No picture belongs in the copy. Repeat each line below exactly.

PROVIDED DATA:

------------------------------------------------

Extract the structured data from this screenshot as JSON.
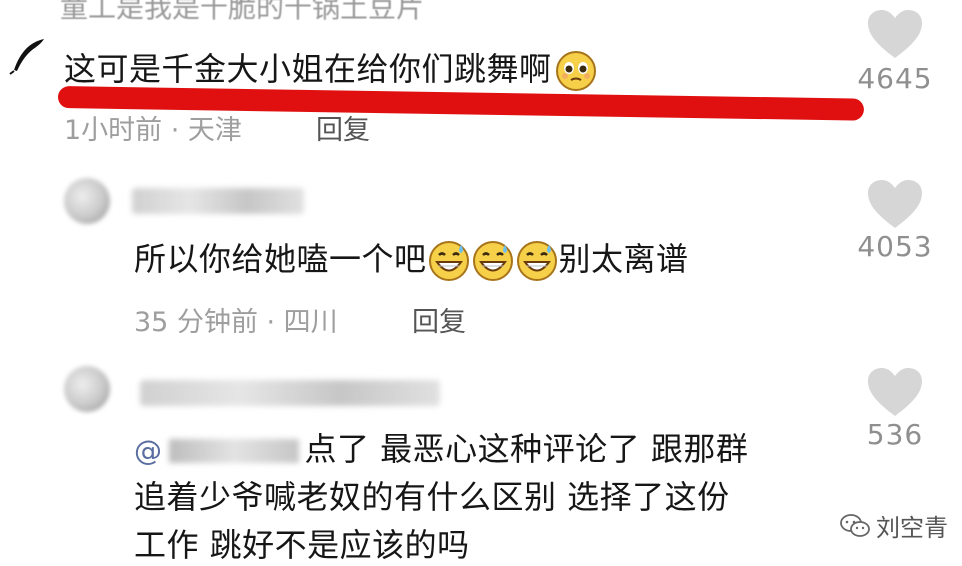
{
  "top_cut": {
    "text": "童工是我是千脆的千锅土豆片"
  },
  "comments": [
    {
      "text": "这可是千金大小姐在给你们跳舞啊",
      "meta": "1小时前 · 天津",
      "reply": "回复",
      "likes": "4645"
    },
    {
      "text": "所以你给她嗑一个吧",
      "text_suffix": "别太离谱",
      "meta": "35 分钟前 · 四川",
      "reply": "回复",
      "likes": "4053"
    },
    {
      "mention": "@",
      "line1": "点了 最恶心这种评论了 跟那群",
      "line2": "追着少爷喊老奴的有什么区别 选择了这份",
      "line3": "工作 跳好不是应该的吗",
      "likes": "536"
    }
  ],
  "watermark": {
    "text": "刘空青",
    "icon": "wechat-icon"
  },
  "colors": {
    "highlight": "#e01010",
    "text": "#161616",
    "meta": "#9e9e9e",
    "heart": "#d6d6d6"
  }
}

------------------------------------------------

FINISHED EXERCISE:
Extract the structured data from this screenshot as JSON.
{
  "top_cut": {
    "text": "童工是我是千脆的千锅土豆片"
  },
  "comments": [
    {
      "text": "这可是千金大小姐在给你们跳舞啊",
      "meta": "1小时前 · 天津",
      "reply": "回复",
      "likes": "4645"
    },
    {
      "text": "所以你给她嗑一个吧",
      "text_suffix": "别太离谱",
      "meta": "35 分钟前 · 四川",
      "reply": "回复",
      "likes": "4053"
    },
    {
      "mention": "@",
      "line1": "点了 最恶心这种评论了 跟那群",
      "line2": "追着少爷喊老奴的有什么区别 选择了这份",
      "line3": "工作 跳好不是应该的吗",
      "likes": "536"
    }
  ],
  "watermark": {
    "text": "刘空青",
    "icon": "wechat-icon"
  },
  "colors": {
    "highlight": "#e01010",
    "text": "#161616",
    "meta": "#9e9e9e",
    "heart": "#d6d6d6"
  }
}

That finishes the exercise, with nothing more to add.